Supplied records:
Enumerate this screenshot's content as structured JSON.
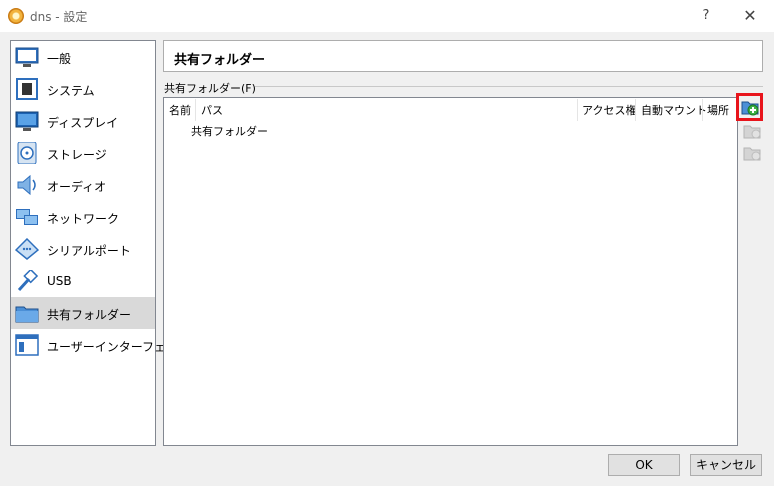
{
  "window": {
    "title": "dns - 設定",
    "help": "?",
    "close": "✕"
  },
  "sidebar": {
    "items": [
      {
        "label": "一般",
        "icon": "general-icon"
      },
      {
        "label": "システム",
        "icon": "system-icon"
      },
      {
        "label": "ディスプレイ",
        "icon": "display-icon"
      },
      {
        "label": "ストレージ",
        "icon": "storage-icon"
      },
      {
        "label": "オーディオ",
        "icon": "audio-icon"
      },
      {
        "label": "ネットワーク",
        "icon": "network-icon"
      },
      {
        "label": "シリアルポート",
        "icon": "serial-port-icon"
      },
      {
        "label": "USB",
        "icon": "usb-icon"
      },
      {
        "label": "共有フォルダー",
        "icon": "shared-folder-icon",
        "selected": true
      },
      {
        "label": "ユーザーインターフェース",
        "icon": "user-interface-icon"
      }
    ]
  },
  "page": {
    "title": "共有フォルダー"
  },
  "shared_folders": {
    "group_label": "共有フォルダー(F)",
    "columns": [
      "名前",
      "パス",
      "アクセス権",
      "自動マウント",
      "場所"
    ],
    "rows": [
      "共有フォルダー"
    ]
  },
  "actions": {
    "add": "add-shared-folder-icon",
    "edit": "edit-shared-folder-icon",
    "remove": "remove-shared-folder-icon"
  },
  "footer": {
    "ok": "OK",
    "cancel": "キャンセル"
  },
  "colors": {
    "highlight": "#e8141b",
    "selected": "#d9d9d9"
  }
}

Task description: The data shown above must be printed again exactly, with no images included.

Solution to this exercise:
Enumerate this screenshot's content as structured JSON.
{
  "window": {
    "title": "dns - 設定",
    "help": "?",
    "close": "✕"
  },
  "sidebar": {
    "items": [
      {
        "label": "一般",
        "icon": "general-icon"
      },
      {
        "label": "システム",
        "icon": "system-icon"
      },
      {
        "label": "ディスプレイ",
        "icon": "display-icon"
      },
      {
        "label": "ストレージ",
        "icon": "storage-icon"
      },
      {
        "label": "オーディオ",
        "icon": "audio-icon"
      },
      {
        "label": "ネットワーク",
        "icon": "network-icon"
      },
      {
        "label": "シリアルポート",
        "icon": "serial-port-icon"
      },
      {
        "label": "USB",
        "icon": "usb-icon"
      },
      {
        "label": "共有フォルダー",
        "icon": "shared-folder-icon",
        "selected": true
      },
      {
        "label": "ユーザーインターフェース",
        "icon": "user-interface-icon"
      }
    ]
  },
  "page": {
    "title": "共有フォルダー"
  },
  "shared_folders": {
    "group_label": "共有フォルダー(F)",
    "columns": [
      "名前",
      "パス",
      "アクセス権",
      "自動マウント",
      "場所"
    ],
    "rows": [
      "共有フォルダー"
    ]
  },
  "actions": {
    "add": "add-shared-folder-icon",
    "edit": "edit-shared-folder-icon",
    "remove": "remove-shared-folder-icon"
  },
  "footer": {
    "ok": "OK",
    "cancel": "キャンセル"
  },
  "colors": {
    "highlight": "#e8141b",
    "selected": "#d9d9d9"
  }
}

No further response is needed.